[Stored items]
*** Block opens ***
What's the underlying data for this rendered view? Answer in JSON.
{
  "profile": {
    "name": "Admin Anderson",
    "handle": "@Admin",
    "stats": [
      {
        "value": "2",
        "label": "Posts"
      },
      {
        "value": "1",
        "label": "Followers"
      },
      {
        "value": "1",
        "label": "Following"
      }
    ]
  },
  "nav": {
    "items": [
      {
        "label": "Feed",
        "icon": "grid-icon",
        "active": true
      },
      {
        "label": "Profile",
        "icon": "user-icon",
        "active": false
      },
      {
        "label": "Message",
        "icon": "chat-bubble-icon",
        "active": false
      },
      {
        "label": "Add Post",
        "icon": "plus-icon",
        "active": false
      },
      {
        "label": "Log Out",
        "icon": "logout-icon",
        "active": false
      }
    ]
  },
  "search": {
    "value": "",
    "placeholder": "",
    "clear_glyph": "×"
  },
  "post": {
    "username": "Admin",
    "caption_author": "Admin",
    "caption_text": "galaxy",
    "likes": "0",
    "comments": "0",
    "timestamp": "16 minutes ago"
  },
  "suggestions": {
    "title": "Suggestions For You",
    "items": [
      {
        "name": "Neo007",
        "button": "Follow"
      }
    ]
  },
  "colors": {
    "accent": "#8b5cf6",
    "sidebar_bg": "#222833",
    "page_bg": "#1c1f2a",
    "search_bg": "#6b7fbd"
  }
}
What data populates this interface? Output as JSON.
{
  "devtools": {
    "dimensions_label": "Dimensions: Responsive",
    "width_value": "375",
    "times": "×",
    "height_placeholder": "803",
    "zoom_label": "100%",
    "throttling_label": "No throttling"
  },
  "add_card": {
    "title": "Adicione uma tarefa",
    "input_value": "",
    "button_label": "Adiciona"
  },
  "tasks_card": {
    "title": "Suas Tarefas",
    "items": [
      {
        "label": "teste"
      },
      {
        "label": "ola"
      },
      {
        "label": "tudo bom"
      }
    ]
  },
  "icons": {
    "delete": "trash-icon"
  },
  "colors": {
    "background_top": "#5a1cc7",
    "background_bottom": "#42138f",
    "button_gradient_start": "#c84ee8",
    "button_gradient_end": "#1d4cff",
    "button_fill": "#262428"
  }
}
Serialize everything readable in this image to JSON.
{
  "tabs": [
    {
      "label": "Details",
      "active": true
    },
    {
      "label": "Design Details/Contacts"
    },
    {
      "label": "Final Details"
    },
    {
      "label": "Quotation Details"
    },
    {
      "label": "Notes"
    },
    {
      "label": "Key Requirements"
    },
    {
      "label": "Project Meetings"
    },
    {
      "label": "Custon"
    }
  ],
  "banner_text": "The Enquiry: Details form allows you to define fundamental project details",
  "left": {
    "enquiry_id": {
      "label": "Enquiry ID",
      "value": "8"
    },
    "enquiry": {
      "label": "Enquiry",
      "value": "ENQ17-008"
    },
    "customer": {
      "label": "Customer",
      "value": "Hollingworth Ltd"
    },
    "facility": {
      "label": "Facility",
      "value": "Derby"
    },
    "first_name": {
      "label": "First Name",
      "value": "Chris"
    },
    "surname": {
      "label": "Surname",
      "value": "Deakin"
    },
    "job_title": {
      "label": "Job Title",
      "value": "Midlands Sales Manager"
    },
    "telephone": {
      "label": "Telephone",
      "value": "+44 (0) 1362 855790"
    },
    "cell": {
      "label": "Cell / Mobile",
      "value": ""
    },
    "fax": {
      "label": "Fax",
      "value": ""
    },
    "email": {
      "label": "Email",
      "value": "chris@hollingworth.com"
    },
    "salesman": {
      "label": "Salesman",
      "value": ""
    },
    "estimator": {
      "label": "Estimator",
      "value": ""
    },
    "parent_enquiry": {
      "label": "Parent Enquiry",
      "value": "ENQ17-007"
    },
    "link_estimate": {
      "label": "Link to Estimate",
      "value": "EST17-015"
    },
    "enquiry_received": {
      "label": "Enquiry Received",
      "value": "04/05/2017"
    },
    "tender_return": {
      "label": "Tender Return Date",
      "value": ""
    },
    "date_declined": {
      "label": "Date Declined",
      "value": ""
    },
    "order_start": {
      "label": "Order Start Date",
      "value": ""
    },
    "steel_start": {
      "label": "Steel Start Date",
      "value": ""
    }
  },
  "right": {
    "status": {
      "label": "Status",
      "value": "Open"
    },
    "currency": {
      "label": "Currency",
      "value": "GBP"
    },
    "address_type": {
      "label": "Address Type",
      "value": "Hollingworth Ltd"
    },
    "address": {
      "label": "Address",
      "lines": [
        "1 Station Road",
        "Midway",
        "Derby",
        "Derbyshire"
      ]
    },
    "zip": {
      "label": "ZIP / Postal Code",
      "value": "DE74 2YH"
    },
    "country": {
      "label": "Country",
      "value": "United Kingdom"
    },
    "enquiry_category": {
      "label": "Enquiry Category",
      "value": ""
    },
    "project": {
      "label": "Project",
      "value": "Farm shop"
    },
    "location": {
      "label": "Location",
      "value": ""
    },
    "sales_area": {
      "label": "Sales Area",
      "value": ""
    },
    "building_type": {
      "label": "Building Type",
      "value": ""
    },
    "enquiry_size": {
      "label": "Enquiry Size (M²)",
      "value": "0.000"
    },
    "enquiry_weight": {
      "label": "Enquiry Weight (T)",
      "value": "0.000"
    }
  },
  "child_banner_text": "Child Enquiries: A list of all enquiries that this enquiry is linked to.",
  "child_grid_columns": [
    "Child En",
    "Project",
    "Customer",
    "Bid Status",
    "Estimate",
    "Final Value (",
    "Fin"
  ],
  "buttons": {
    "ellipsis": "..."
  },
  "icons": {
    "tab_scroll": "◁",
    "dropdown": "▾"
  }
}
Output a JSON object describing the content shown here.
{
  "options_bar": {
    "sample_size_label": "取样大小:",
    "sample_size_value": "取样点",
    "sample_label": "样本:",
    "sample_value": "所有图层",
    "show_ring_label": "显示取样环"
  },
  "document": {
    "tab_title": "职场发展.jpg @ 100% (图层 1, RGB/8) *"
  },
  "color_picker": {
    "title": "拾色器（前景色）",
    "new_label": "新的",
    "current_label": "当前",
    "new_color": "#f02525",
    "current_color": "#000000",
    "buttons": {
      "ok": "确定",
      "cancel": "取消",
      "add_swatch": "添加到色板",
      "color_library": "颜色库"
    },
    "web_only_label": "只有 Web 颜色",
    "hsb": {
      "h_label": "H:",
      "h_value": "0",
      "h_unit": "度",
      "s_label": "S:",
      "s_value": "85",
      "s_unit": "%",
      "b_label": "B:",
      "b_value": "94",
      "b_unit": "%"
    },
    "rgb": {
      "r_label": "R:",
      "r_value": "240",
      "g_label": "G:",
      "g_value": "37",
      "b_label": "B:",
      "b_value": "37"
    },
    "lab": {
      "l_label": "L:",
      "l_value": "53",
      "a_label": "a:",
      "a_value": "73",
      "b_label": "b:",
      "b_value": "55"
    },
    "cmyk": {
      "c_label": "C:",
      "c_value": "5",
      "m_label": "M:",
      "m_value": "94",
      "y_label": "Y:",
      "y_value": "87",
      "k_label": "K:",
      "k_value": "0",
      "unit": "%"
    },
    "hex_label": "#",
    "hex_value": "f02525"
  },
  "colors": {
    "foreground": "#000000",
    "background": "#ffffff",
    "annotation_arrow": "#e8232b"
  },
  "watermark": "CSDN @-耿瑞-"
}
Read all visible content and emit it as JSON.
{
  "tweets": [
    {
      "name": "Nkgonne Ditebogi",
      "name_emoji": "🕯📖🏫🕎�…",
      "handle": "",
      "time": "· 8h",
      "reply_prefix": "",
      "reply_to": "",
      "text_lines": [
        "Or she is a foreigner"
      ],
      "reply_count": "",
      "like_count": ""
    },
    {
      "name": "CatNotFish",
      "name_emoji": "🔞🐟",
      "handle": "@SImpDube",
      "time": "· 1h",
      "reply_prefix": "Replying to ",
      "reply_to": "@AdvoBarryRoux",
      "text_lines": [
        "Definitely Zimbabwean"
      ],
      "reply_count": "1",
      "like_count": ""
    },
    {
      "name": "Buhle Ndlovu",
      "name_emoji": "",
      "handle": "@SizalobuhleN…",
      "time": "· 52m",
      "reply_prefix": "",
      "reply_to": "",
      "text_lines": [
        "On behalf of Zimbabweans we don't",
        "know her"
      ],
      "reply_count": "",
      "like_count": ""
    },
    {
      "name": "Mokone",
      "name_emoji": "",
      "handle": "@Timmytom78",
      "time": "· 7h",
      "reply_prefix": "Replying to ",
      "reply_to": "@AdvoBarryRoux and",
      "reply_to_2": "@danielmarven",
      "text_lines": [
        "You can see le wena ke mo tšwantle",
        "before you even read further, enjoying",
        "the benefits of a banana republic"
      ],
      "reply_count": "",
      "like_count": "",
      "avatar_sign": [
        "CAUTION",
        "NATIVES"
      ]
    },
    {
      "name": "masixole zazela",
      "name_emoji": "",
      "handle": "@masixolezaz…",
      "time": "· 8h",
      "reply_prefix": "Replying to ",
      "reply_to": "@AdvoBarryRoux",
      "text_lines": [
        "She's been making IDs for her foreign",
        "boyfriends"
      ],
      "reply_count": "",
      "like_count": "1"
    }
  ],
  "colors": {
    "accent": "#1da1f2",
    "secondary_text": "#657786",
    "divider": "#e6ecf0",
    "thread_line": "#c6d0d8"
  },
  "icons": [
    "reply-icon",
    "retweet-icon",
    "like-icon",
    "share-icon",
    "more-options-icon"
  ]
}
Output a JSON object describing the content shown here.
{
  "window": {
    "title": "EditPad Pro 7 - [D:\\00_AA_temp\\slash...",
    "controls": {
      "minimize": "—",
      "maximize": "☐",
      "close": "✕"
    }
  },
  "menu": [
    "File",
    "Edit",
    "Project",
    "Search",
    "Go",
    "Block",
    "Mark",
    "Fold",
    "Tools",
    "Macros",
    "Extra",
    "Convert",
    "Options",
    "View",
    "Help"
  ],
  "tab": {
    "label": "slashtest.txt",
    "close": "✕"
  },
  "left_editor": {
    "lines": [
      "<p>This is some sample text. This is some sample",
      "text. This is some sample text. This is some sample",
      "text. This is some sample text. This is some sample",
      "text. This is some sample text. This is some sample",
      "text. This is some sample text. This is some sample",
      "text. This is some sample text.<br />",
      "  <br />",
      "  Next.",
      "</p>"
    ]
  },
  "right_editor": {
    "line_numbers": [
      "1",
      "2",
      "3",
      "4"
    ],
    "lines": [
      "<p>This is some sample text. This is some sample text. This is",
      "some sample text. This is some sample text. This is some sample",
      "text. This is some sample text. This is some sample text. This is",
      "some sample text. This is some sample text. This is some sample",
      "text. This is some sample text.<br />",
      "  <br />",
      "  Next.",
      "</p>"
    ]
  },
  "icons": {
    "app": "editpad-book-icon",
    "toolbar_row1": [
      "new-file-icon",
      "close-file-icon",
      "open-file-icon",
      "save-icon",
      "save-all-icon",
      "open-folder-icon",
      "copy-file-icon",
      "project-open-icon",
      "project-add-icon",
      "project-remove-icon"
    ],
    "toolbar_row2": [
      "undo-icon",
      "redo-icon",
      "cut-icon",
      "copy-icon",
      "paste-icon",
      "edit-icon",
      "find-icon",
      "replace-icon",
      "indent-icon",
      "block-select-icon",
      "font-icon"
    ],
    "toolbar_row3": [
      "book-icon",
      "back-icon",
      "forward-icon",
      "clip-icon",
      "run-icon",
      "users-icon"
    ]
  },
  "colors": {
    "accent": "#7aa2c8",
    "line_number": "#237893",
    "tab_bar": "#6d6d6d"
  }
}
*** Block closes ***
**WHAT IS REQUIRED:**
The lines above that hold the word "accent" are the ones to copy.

**WRITTEN SOLUTION:**
    "accent": "#8b5cf6",
    "accent": "#1da1f2",
    "accent": "#7aa2c8",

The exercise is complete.